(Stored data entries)

————

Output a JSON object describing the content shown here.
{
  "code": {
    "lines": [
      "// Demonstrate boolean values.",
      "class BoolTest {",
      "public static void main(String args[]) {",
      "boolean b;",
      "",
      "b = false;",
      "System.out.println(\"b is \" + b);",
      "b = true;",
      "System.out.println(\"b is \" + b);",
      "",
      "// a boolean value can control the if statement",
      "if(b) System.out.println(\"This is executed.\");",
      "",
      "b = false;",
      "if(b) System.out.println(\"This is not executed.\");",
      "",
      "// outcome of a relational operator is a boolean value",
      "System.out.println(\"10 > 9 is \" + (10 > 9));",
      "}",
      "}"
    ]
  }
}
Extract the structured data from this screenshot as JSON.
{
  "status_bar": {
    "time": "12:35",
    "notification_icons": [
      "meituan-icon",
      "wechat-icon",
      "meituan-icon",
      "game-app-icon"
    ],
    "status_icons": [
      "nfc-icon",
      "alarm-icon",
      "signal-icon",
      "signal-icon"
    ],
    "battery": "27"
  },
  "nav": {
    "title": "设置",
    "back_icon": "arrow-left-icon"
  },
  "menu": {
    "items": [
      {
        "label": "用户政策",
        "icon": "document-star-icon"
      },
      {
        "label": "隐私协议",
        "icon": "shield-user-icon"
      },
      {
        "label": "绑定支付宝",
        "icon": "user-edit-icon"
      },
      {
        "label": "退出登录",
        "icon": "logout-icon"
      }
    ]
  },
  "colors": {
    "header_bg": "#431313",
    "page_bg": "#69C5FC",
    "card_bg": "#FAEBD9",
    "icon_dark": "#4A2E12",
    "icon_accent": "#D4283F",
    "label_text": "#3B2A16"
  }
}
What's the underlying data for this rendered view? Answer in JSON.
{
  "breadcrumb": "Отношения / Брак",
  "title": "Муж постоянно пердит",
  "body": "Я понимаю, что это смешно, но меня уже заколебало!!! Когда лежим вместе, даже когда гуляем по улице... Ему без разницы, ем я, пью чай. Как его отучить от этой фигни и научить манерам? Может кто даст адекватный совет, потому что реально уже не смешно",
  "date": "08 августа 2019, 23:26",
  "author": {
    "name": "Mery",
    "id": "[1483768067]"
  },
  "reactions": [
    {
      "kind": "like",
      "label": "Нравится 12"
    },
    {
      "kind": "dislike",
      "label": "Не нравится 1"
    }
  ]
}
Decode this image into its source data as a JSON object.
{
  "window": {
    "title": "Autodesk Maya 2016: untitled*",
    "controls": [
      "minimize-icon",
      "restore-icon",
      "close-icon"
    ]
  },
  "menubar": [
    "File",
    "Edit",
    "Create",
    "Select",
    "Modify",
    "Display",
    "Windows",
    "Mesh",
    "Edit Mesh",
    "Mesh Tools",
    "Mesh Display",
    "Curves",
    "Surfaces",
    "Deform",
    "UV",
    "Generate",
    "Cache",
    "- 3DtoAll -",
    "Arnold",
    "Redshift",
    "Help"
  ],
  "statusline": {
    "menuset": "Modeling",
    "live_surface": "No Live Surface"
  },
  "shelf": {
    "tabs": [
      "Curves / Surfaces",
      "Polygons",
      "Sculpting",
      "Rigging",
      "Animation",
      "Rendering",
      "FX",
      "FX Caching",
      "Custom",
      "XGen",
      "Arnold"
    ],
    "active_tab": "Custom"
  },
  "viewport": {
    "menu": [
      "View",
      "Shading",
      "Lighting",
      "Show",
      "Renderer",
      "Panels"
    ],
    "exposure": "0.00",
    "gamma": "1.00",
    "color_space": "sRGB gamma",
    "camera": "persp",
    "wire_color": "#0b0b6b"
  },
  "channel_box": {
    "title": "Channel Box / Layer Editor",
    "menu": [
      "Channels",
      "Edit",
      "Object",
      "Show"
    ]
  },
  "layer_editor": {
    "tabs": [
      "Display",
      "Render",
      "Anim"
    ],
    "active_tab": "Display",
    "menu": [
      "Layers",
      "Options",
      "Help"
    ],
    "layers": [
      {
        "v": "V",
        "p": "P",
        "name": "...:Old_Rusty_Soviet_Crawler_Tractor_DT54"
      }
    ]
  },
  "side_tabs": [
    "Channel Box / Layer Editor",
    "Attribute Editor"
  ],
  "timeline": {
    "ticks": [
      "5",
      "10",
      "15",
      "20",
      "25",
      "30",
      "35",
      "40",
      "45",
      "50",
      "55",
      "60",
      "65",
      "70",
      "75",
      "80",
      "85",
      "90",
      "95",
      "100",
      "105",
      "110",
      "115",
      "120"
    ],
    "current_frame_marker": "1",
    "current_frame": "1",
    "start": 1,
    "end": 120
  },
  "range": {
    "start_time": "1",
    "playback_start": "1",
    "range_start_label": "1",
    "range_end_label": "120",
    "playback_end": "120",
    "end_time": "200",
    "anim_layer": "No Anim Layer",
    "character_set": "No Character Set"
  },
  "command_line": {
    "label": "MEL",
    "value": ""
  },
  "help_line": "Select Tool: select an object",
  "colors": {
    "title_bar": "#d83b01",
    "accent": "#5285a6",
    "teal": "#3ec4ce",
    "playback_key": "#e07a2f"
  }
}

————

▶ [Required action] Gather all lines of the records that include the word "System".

▶ [Response area]
      "System.out.println(\"b is \" + b);",
      "System.out.println(\"b is \" + b);",
      "if(b) System.out.println(\"This is executed.\");",
      "if(b) System.out.println(\"This is not executed.\");",
      "System.out.println(\"10 > 9 is \" + (10 > 9));",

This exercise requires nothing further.